Your Honour, I’m sorry for taking more than the two minutes that I promised you I would take, but I would like you to take those comments under consideration.

Hon. Mary Jane McCallum
[20:29]

In my speech on February 19, 2019, I spoke about the ongoing harassment on the Senate floor and in committee. I said:

I am concerned, colleagues, because within my comparably short time here, I have witnessed a number of instances of what I would classify as personal harassment on this very Senate floor. The harassment I speak of is bullying in its most basic form. Although some may not view these as terribly serious offences, it is nevertheless personally damaging to the victim. We have to address issues and problems that arise swiftly and at their source. They do not have to be illegal for us to be prompted to actively promote change and betterment.

Since that speech, I have seen the cumulative effects of this bullying. I have seen senators, including a chair, being cut off, interrupted and ridiculed numerous times with witnesses and staff present. On another occasion, I apologized to Indigenous witnesses, two chiefs and a female leader, who were kept waiting for 15 minutes while a senator spoke about an issue that could have waited. Sometimes when I look at the behaviour as an Indigenous person, it seems to border on racism and discrimination.

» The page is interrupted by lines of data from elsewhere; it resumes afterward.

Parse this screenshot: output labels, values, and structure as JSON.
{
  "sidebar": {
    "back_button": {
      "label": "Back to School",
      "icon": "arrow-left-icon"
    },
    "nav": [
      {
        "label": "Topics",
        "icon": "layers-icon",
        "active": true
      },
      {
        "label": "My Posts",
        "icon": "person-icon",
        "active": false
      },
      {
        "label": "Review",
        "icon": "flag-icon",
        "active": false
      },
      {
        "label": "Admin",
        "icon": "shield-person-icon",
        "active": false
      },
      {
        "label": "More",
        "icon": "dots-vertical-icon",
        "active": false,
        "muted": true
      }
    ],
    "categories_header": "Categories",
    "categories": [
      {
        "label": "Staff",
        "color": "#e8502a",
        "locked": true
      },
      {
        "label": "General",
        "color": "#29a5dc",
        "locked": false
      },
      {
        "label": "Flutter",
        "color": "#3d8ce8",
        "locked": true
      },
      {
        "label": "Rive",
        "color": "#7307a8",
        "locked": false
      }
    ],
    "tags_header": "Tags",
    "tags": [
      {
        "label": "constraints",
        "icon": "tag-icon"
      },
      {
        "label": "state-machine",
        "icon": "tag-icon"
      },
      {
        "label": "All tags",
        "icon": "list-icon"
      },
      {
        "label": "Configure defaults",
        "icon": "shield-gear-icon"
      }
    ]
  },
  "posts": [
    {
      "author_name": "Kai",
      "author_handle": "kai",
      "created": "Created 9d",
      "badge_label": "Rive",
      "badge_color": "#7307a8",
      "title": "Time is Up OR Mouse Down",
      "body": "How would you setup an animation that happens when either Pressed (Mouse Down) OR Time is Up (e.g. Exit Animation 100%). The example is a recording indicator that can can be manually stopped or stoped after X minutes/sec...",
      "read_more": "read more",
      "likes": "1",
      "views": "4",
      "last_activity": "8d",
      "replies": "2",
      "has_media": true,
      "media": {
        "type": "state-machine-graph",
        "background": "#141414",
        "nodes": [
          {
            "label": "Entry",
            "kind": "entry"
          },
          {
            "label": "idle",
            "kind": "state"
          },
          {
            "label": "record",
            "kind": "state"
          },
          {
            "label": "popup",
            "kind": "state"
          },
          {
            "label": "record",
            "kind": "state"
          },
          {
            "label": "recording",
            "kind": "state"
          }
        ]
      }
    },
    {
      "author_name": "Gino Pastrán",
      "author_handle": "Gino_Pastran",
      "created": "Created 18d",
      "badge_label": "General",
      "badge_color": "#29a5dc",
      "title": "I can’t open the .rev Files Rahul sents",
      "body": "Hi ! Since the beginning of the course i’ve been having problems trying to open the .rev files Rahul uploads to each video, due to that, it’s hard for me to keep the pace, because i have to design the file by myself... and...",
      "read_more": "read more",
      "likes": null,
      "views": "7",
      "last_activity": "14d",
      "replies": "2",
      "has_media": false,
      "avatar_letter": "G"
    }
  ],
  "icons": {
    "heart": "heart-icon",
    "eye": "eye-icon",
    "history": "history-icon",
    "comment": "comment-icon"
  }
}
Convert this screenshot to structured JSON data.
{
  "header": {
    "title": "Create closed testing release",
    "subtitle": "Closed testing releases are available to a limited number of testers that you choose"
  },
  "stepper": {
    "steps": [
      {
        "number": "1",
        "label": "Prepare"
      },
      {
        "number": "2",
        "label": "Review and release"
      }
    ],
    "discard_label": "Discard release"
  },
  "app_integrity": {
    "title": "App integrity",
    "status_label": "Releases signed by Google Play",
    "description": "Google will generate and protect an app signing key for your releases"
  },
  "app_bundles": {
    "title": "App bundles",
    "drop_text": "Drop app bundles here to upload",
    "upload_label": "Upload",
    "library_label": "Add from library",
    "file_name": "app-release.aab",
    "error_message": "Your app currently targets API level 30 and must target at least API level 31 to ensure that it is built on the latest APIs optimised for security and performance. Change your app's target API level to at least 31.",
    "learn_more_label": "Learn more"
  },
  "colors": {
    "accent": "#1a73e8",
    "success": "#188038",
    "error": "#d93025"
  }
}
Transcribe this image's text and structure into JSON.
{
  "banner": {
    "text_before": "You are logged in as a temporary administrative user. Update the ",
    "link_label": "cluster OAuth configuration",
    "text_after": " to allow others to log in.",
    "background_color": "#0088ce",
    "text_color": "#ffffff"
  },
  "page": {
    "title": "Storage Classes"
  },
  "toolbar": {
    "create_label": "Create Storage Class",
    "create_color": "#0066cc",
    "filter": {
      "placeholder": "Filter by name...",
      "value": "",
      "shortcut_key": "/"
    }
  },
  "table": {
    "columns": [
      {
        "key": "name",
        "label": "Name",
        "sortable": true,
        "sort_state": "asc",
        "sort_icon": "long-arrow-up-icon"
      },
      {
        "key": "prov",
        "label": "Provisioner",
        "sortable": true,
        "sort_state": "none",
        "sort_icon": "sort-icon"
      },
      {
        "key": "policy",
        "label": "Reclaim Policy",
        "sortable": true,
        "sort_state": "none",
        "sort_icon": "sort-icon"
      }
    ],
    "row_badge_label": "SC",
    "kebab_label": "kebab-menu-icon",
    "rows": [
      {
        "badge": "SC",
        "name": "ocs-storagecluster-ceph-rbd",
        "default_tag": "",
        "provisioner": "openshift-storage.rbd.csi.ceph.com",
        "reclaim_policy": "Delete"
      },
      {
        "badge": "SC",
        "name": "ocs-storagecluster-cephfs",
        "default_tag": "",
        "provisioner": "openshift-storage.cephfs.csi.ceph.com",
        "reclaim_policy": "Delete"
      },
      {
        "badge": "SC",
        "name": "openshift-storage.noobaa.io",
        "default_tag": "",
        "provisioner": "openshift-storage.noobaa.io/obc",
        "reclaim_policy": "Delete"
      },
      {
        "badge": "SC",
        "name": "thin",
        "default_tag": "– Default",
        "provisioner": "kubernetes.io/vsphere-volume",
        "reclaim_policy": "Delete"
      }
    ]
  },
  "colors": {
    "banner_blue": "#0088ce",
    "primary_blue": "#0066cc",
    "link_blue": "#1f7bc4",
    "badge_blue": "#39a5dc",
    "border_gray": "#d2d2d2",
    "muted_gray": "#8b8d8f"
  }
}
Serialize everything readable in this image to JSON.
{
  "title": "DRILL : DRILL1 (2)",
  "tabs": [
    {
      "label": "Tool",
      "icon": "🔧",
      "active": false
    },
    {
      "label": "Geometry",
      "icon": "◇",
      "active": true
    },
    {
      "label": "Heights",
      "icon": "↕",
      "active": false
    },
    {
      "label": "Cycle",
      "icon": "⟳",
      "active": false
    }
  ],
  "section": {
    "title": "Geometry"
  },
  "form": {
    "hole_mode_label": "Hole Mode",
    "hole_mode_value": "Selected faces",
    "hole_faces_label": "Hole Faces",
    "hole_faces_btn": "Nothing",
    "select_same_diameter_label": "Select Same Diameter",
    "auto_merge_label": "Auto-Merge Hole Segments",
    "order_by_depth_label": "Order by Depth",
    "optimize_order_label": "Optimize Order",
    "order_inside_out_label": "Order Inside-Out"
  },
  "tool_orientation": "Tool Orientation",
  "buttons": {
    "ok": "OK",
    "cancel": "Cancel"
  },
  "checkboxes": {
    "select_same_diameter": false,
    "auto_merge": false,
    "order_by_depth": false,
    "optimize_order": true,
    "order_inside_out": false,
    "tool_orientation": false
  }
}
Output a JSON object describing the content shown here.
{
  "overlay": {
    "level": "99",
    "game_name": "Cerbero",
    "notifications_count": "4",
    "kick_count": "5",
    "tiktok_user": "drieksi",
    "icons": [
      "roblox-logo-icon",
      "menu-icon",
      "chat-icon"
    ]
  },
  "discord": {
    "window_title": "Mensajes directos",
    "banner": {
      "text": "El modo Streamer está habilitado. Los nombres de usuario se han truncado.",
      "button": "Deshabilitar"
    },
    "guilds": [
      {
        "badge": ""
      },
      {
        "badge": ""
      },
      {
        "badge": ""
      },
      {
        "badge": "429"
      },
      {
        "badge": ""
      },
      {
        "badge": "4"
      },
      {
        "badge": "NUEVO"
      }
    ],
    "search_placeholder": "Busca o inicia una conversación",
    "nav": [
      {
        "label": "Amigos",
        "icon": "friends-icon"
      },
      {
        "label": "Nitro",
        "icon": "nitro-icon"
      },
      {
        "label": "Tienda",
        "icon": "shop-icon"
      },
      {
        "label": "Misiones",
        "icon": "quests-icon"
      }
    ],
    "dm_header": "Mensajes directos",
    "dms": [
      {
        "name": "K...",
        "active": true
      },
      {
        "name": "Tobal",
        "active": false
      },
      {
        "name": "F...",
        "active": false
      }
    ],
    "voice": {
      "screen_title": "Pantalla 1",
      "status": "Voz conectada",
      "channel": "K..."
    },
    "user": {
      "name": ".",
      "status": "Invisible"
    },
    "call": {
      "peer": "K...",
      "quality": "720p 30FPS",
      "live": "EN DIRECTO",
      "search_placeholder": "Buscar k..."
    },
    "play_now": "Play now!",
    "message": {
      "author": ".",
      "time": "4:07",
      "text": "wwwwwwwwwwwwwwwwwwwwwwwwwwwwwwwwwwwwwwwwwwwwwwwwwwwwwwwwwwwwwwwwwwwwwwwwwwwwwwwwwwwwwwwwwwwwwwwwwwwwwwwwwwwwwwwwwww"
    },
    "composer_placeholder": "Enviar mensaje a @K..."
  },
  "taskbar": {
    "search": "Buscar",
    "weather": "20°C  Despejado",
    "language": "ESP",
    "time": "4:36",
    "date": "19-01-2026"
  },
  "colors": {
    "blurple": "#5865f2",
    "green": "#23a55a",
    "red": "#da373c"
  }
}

Indigenous peoples in Canada have waited their lifetimes to realize human rights that have been taken away from them. This issue is largely tied to land and resource extraction. As Indigenous people, we need to protect our health, land, bodies and right to self-determination as Indigenous peoples, and that’s why this bill is so important to us.

A senator said, “I felt like I was in the Kremlin.” Well, senator, I have lived in the Kremlin —

The Hon. the Speaker
[20:31]

Excuse me, Senator McCallum. The points you are raising are extremely important, and at some point, of course, if you wish to raise a point of order or point of privilege on those, you’re more than welcome to do that.

However, the debate right now is on the question of privilege that Senator Patterson has raised. If you have comments with respect to that, one way or the other, we would be more than happy to entertain them. I know there will be a point of order raised soon if you don’t speak to the question of privilege that was raised earlier.

Senator McCallum
[20:32]

Because of the cumulative action, what is it that you expect us to do? I can’t continue to be quiet and continue to be harassed. We want human rights, dignity and respect in our own country.

I supported Senators Sinclair and Dyck, as I felt I had no recourse to bring this to the attention of the Senate and to Canada. Thank you.

Hon. Sandra M. Lovelace Nicholas
[20:32]

I don’t think you were in that room, but the senator was bombarded by people who haven’t shown up to one meeting. Then she was disrupted, names were called, no respect. She was being bullied. I say she was bullied as an Indigenous person. What kind of message are we sending to our Indigenous people? We are sending them negative feelings. Don’t you think it’s about time we respect Indigenous laws?

The Hon. the Speaker
[20:33]

Honourable senators, I would like to take a moment to thank all senators for their input into this very important question. I will take the matter under advisement.